The EU as a whole is failing to prepare sufficiently for the future by supporting long-term research. The Member States have long jealously guarded this domain as part of their national sovereignty and ‘scientific independence’. For this reason, apart from the field of nuclear research and the fusion programme, the European RTD Framework Programmes have been designed to develop targeted research designed to render European industry more competitive. They have only very gradually opened up to other objectives (environment, health, transport, etc.), and scarcely at all to fundamental research – except for support of researcher mobility, access to infrastructures and the organisation of conferences and networks.
It is, nevertheless, the case that a number of intergovernmental bodies exist in Europe to support fundamental research. European post-war governments realised that Europe would disappear from the world stage in several high-tech fields, the latter often requiring heavy investment (environment, health, transport, etc.), unless they pooled their financial and intellectual resources. This is why CERN, the ESO, the EMBO, the EMBL and also the ESA (2) were set up. So Europe has been able, in the space of a few decades, to acquire a network of major research infrastructures, and of international status, that are of benefit to entire fields of research.
But beneath this visible tip of the iceberg, in many other fields, the picture is one of a very fragmented European presence. Too often it lacks coordinated goals, resulting in a dispersion of national efforts, a lack of coherence, pointless duplication of expenditure and difficulty in achieving the critical mass needed for certain fundamental research. There is insufficient competition between national research teams and this fails to drive research bodies towards excellence or committed involvement in global competition.
At EU level, the creation of the European Research Council (ERC), for which I personally campaigned, marks a key turning point in creating the European Research Area, as it will make it possible to create a new dynamic on the part of scientific communities to support young teams and promote interdisciplinary approaches in fundamental sciences.
(1) Pierre Papon, Le temps des ruptures – Aux origines culturelles et scientifiques du XXIeme siècle, Fayard, 2004. (2) European Organization for Nuclear Research (1953), European Southern Observatory (1962), European Molecular Biology Organisation (1972), European Molecular Biology Laboratory (1972), European Space Agency (1975).
An expert on materials physics, Pierre Papon is Professor Emeritus at the Ecole supérieure de physique et chimie industrielle in Paris. He was Director General of CERN (European Organization for Nuclear Research) from 1982 to 1986 and President of the Institut français de recherche ...

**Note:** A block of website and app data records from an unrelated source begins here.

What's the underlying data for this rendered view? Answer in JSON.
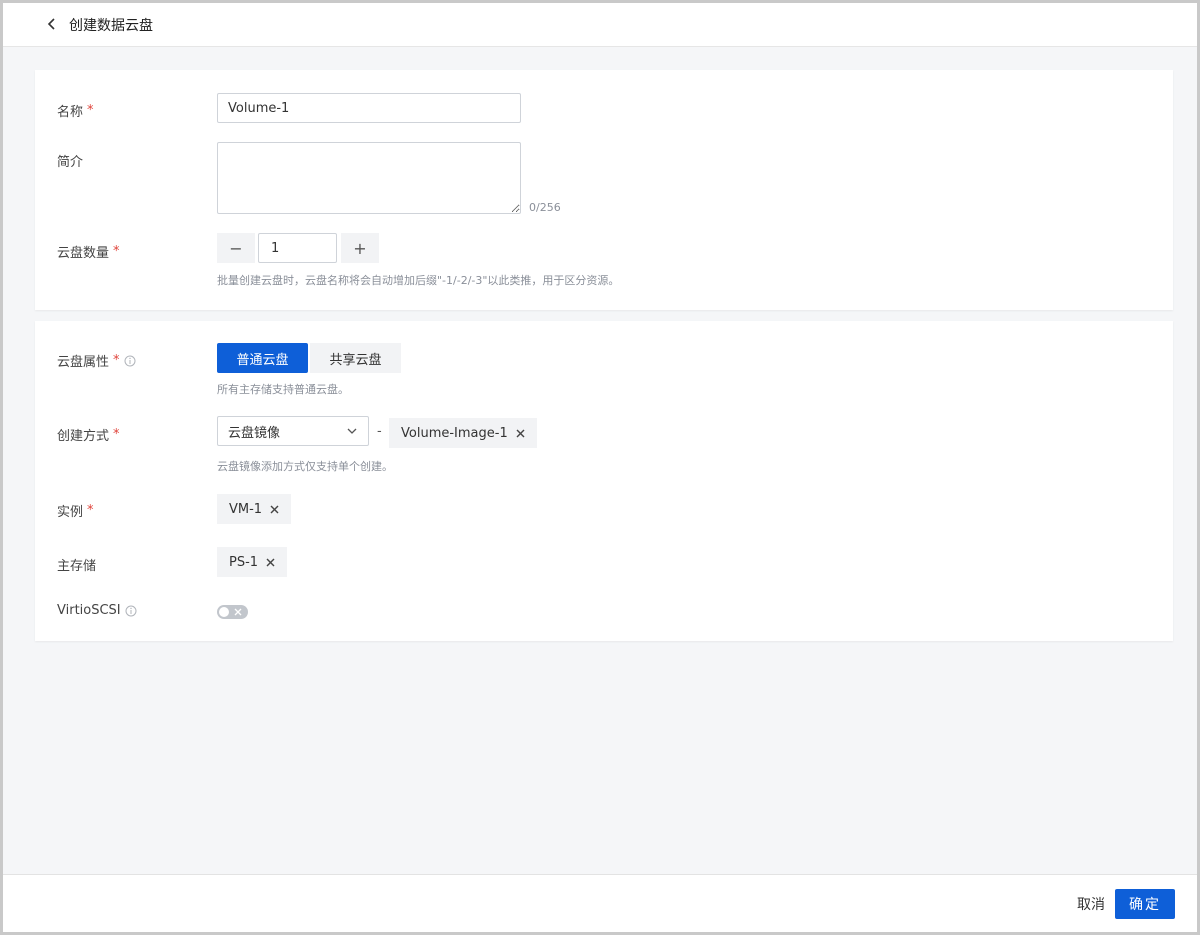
{
  "header": {
    "title": "创建数据云盘"
  },
  "basic": {
    "name_label": "名称",
    "name_value": "Volume-1",
    "desc_label": "简介",
    "desc_value": "",
    "desc_counter": "0/256",
    "count_label": "云盘数量",
    "count_value": "1",
    "count_minus": "−",
    "count_plus": "+",
    "count_hint": "批量创建云盘时，云盘名称将会自动增加后缀\"-1/-2/-3\"以此类推，用于区分资源。"
  },
  "advanced": {
    "attr_label": "云盘属性",
    "attr_options": [
      "普通云盘",
      "共享云盘"
    ],
    "attr_selected": "普通云盘",
    "attr_hint": "所有主存储支持普通云盘。",
    "method_label": "创建方式",
    "method_value": "云盘镜像",
    "method_dash": "-",
    "method_tag": "Volume-Image-1",
    "method_hint": "云盘镜像添加方式仅支持单个创建。",
    "instance_label": "实例",
    "instance_tag": "VM-1",
    "storage_label": "主存储",
    "storage_tag": "PS-1",
    "virtio_label": "VirtioSCSI",
    "virtio_enabled": false
  },
  "footer": {
    "cancel_label": "取消",
    "confirm_label": "确定"
  },
  "colors": {
    "primary": "#0e5fd8",
    "required": "#e0433a"
  }
}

An expert on materials physics, Pierre Papon is Professor Emeritus at the Ecole supérieure de physique et chimie industrielle in Paris. He was Director General of CERN (European Organization for Nuclear Research) from 1982 to 1986 and President of the Institut français de recherche pour l'exploitation de la mer (IFREMER) from 1989 to 1995. Pierre Papon is today Honorary President of the Observatory for Sciences and Technology (OST) and member of the Scientific Council of the UNESCO European office for science and culture in Venice.
He is the author of various works that place science and technology in a social context, most notably: La République a-t-elle besoin de savants? (PUF, 1998); and Le Sixième Continent : géopolitique des océans (Odile Jacob, 1996). A committed European, he is also the author of L’Europe de la science et de la technologie (Presses universitaires de Grenoble, 2001).